--- Problem details ---
An exact copy of the entries below is needed, with every picture left out.

--- Task data ---
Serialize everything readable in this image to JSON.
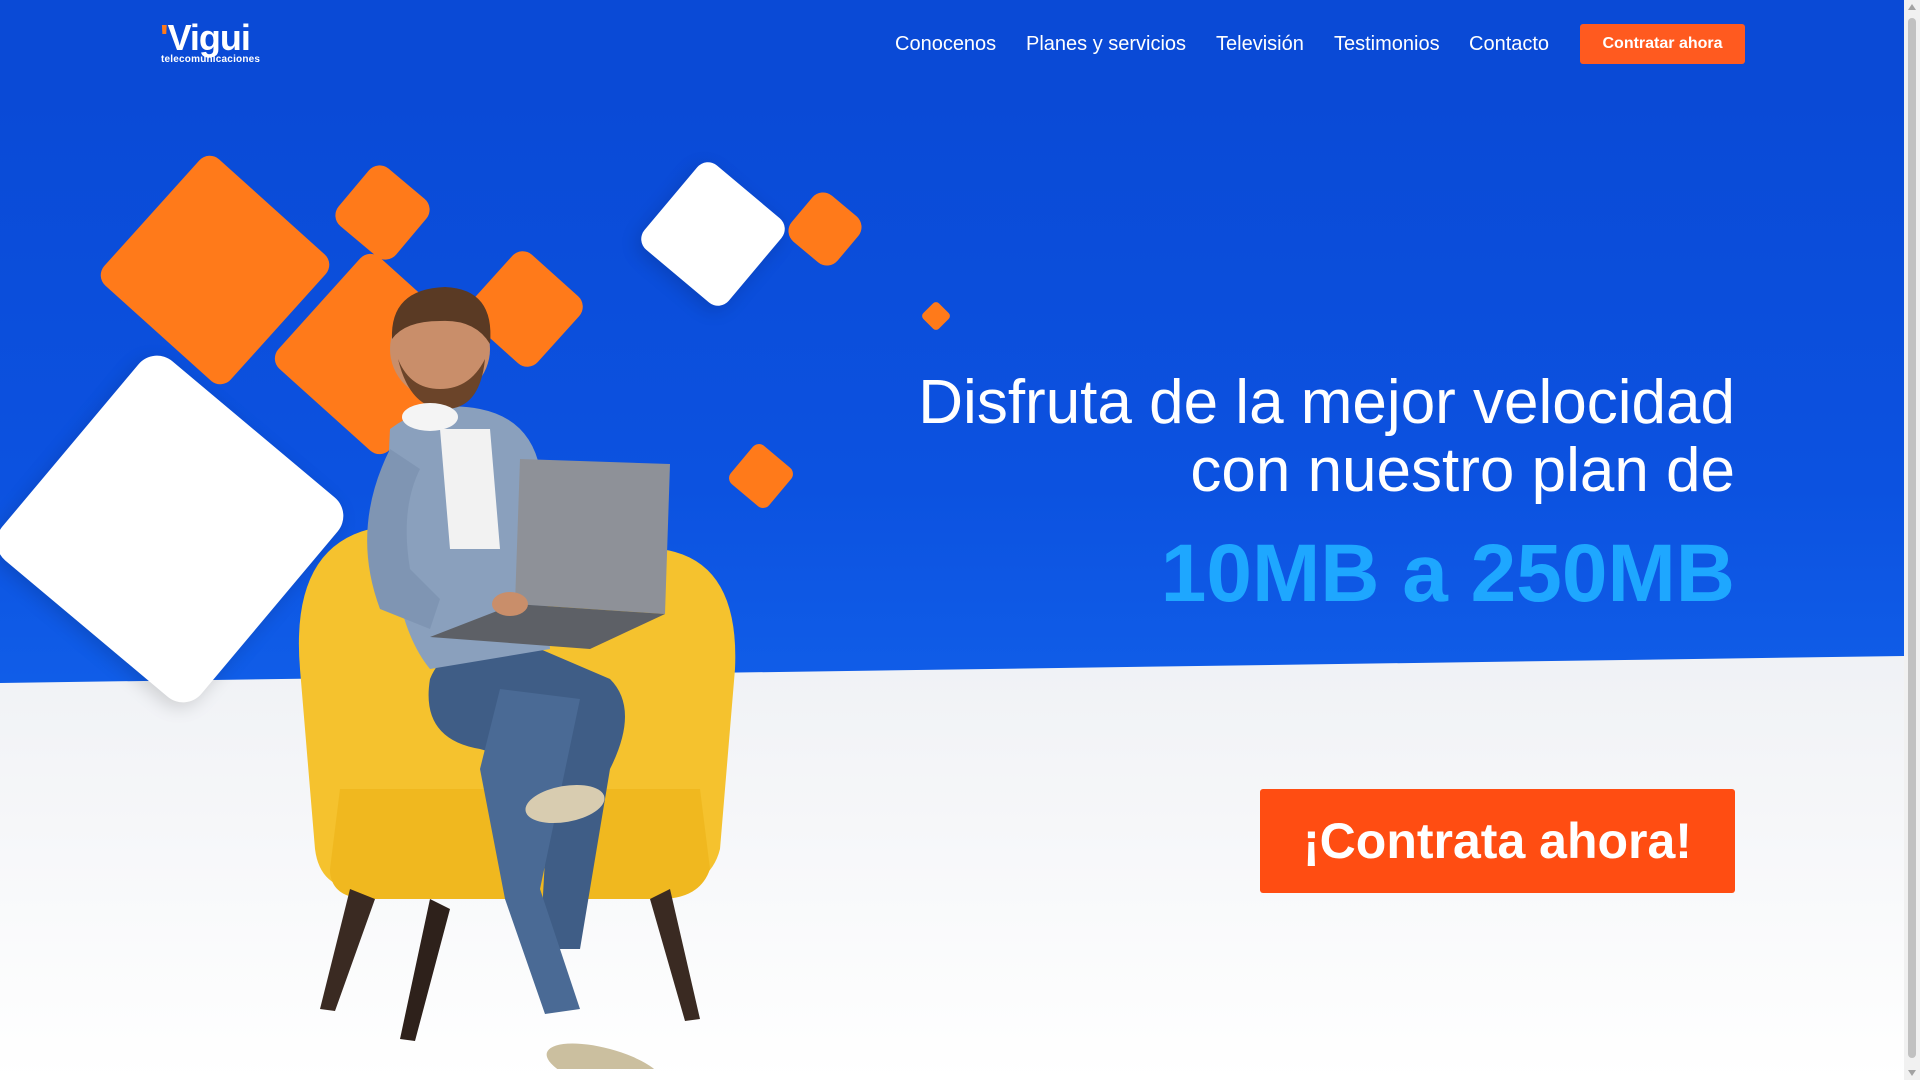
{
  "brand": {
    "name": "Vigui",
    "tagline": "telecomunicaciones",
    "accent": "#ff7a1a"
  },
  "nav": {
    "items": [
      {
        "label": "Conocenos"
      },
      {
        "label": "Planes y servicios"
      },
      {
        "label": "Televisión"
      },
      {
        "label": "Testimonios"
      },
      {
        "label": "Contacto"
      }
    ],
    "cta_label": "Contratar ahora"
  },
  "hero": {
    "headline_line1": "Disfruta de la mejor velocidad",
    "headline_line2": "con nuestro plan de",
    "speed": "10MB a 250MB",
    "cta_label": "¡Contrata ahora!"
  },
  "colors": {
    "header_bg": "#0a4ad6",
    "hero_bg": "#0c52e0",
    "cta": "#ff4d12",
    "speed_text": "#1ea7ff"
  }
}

--- Result ---
Serialize everything readable in this image to JSON.
{
  "brand": {
    "name": "Vigui",
    "tagline": "telecomunicaciones",
    "accent": "#ff7a1a"
  },
  "nav": {
    "items": [
      {
        "label": "Conocenos"
      },
      {
        "label": "Planes y servicios"
      },
      {
        "label": "Televisión"
      },
      {
        "label": "Testimonios"
      },
      {
        "label": "Contacto"
      }
    ],
    "cta_label": "Contratar ahora"
  },
  "hero": {
    "headline_line1": "Disfruta de la mejor velocidad",
    "headline_line2": "con nuestro plan de",
    "speed": "10MB a 250MB",
    "cta_label": "¡Contrata ahora!"
  },
  "colors": {
    "header_bg": "#0a4ad6",
    "hero_bg": "#0c52e0",
    "cta": "#ff4d12",
    "speed_text": "#1ea7ff"
  }
}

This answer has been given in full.